Directed by Josh Ruben (Scare Me) from a screenplay by Mishna Wolff, the new horror film, Werewolves Within, deftly blends its influences into a clever, entertaining take on the werewolf film.
“After a proposed pipeline creates divisions within the small town of Beaverfield, and a snowstorm traps its residents together inside the local inn, newly arrived forest ranger Finn (Sam Richardson) and postal worker Cecily (Milana Vayntrub) must try to keep the peace and uncover the truth behind a mysterious creature that has begun terrorizing the community.”
As pointed out in an interview for Syfy Wire, the film pulls “from a diverse array of influences ranging from Clue to The Beast Must Die to one of the great 1980s horror-comedies, Shane Black and Fred Dekker’s The Monster Squad.” Werewolves Within leans really hard into the “within” part of that title, spending a good part of the film’s middle third within Beaverfield’s sprawling inn during a snowstorm and power outage, allowing for a series of closed-door misdirections, cabin-fever arguments, and barely-glimpsed terrors.

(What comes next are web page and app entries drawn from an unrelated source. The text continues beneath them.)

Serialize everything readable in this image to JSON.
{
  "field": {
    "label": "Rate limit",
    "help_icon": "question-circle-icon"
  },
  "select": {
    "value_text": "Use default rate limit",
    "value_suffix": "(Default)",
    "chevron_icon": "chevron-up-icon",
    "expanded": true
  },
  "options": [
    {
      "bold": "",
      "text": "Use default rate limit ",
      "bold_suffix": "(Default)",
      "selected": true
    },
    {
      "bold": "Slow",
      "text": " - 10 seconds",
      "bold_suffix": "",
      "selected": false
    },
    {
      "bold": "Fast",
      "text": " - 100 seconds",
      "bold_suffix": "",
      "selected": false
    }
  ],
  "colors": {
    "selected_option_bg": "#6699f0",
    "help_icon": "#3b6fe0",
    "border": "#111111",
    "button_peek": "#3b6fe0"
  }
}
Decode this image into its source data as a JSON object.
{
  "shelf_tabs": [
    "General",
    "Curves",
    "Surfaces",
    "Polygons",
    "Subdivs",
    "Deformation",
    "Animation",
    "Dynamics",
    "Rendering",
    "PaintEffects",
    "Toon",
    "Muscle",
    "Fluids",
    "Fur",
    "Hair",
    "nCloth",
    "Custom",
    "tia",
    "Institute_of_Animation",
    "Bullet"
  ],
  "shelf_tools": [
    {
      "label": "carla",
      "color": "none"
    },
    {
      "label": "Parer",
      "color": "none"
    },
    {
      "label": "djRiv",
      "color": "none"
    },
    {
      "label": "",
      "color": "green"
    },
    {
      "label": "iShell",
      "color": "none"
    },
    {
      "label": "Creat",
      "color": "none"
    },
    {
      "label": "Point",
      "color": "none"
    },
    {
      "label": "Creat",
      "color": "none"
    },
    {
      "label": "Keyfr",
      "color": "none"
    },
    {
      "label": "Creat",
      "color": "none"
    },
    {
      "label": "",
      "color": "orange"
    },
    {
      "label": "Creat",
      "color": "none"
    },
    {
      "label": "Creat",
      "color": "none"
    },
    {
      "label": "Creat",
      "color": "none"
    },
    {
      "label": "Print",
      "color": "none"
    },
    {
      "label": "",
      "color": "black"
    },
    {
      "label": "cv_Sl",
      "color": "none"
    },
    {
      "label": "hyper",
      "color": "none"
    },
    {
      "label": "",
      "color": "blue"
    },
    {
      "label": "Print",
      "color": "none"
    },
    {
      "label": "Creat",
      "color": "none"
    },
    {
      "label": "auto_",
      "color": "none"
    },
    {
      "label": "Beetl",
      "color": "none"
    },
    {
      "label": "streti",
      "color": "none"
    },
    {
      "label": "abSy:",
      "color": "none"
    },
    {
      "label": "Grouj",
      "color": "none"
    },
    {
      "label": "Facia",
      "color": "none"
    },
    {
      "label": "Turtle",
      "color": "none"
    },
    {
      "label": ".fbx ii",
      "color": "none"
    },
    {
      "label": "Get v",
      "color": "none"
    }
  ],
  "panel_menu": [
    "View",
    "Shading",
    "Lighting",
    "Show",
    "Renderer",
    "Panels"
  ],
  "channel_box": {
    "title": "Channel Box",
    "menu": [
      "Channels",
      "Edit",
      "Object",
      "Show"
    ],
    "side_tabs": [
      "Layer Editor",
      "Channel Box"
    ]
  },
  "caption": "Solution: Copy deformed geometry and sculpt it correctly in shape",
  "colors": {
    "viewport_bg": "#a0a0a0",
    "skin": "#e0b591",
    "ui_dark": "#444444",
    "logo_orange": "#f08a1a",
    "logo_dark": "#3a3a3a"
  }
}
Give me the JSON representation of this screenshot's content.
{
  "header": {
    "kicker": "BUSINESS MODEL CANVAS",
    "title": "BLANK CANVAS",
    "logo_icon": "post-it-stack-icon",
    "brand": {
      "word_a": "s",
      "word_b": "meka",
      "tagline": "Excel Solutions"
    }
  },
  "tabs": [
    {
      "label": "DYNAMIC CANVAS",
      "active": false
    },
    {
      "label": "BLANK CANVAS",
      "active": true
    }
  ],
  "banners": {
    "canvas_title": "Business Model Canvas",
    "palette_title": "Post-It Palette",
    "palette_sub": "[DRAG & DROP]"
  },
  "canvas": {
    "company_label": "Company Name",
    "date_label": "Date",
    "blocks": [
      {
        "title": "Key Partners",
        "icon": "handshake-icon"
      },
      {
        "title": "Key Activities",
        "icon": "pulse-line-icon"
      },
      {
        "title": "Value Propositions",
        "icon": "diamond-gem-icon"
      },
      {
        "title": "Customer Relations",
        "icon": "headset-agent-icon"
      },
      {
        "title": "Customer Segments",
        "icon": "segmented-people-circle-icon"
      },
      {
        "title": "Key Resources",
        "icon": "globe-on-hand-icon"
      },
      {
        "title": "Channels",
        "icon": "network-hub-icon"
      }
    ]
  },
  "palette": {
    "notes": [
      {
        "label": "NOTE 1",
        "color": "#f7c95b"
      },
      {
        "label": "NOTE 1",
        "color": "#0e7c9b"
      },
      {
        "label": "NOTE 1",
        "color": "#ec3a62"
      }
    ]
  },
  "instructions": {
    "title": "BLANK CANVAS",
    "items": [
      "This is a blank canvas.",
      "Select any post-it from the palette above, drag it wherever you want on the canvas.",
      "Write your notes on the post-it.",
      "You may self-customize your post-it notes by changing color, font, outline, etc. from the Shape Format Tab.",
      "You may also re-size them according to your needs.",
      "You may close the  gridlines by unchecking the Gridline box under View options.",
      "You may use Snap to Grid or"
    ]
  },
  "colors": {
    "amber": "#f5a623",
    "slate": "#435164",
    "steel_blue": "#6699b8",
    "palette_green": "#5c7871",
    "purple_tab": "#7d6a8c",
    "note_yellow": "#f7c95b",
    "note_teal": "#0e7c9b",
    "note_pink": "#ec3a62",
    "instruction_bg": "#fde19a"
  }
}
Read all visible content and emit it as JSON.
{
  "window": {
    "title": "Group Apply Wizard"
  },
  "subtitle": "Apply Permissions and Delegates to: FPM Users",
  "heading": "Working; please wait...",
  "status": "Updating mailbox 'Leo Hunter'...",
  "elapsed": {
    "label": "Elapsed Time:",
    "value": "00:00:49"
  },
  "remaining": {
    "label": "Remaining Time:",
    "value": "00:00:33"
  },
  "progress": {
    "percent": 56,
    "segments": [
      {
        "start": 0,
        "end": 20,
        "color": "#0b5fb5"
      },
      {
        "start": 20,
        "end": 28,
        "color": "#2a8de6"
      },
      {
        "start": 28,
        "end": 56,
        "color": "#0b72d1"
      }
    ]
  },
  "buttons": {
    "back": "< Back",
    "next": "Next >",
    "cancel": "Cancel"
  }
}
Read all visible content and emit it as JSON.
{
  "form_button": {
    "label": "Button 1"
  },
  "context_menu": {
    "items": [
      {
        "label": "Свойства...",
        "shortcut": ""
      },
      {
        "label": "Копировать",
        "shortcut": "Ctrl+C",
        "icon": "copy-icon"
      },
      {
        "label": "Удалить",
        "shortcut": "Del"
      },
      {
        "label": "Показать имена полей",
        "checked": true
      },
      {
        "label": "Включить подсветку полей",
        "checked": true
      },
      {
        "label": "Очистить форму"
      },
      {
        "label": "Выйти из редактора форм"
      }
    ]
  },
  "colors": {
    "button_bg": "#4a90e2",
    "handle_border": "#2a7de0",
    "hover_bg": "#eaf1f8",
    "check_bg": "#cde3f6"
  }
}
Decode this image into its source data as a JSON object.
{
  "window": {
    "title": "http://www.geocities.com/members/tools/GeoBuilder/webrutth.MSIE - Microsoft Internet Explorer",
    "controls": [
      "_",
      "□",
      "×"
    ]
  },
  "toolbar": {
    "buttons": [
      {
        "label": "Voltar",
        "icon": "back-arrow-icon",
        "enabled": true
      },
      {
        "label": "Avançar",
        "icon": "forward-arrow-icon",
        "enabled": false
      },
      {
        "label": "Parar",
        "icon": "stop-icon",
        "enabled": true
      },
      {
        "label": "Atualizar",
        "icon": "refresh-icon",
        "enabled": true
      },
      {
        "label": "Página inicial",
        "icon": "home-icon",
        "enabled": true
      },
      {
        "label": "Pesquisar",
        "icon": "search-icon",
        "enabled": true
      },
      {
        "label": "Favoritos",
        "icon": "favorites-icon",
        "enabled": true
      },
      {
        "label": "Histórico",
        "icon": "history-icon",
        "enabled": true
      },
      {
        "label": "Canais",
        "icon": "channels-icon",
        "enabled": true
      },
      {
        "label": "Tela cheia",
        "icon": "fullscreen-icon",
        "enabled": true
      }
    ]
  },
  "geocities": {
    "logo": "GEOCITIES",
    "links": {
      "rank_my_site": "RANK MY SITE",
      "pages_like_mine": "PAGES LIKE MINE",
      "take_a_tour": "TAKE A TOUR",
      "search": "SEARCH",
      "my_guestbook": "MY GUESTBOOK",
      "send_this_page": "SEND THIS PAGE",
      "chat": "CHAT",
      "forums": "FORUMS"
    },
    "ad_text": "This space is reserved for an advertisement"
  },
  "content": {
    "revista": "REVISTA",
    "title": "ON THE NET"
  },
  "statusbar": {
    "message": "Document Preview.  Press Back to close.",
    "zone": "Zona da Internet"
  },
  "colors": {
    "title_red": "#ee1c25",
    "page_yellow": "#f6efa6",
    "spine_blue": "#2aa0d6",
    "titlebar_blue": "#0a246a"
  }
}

The joy of a movie like this is the vast array of characters which get to populate the town and inn. Almost immediately after Finn arrives, Cecily takes him on a tour of the town which introduces all of the major players in the film. It’s a rapid-fire series of sketches, many of which provide potential clues and portents for what will come during Werewolves Within‘s final act.
Many of the actors in the film have ensemble or sketch backgrounds, which allow them to demonstrate split-second timing during the many scenes wherein the back-and-forth goes a mile-a-minute. Harvey Guillén has come to prominence for his role of Guillermo on What We Do in the Shadows, Cheyenne Jackson has appeared in several seasons of American Horror Story, Michaela Watkins was a one-year cast member of Saturday Night Live, Richardson has worked with Tim Robinson on both Detroiters and I Think You Should Leave, and Catherine Curtin was on Orange Is the New Black. These are all folks who know how to play off one another and really elevate the whole of the film.
That said, Richardson and Vayntrub get the majority of the screen time, and the hinted possibility of a potential relationship between the two of them is played for maximum anxiety and comedic potential, which offers an interesting contrast to the anxiety and horror of the creature wreaking havoc within the isolated mountain town.
Now, the plot – a small town in the winter is beset by a beats which may or may not be a werewolf, with an array of character actors in excellent roles – might remind some genre fans of last year’s Jim Cummings-directed film, The Wolf of Snow Hollow. While both movies might share a basic premise, Werewolves Within is definitely more of a straight horror comedy, a la Tucker & Dale vs. Evil or The Monster Squad, whereas The Wolf of Snow Hollow was more of a dramatic horror film with some comedic elements. While Cummings’ movie got a little dark here and there, Ruben’s leans into the laughs whenever possible.
Thanks to enough red herrings to stock a fish pond, the viewer is kept constantly guessing as to whether the creature is human or lycanthropic in nature. Almost every character has the potential to be the perpetrator, with the proposed pipeline only one of the many issues creating grievances between each and every member of this small community. As Cecily says to Finn during their tour, “Welcome to Beaverfield. It’s a freak show.”
While I’m always a sucker for horror comedies in general, the reason Werewolves Within works so well is due to the fact that it works in both broad and intensely-dry comedy. The number of asides – be they muttered, whispered, or otherwise quietly delivered – is too high to count, but there are also pratfalls, splatstick, and the sound of Finn repeatedly yelling, “Balls!” as he drives into town. It contains multitudes, and I love it for that.
Granted, at times Wolff’s script and Ruben’s direction feel a bit scattershot, attempting to go in too many directions and give too much screen time to everyone involved. The more characters, the more opportunities for misdirection and oddball relationships – Michael Chernus’ Pete Anderton and his sexual peccadilloes offer myriad hilarious-yet-creepy reasons within just one character – and that’s super, but with the exception of Finn and Cecily, all of Beaverfield’s other residents and visitors exist mainly as gags. Given that the gags are usually pretty funny, that’s mostly fine, but some viewers might find Werewolves Within packed a little too heavily.
In the end, though, Josh Ruben’s direction and Mishna Wolff’s script, as well as utterly charming and witty performances from the entire cast, leave Werewolves Within as a horror comedy which has just enough bite.
Werewolves Within is out this Friday, June 25, in select theaters, and available to rent on Friday, July 2.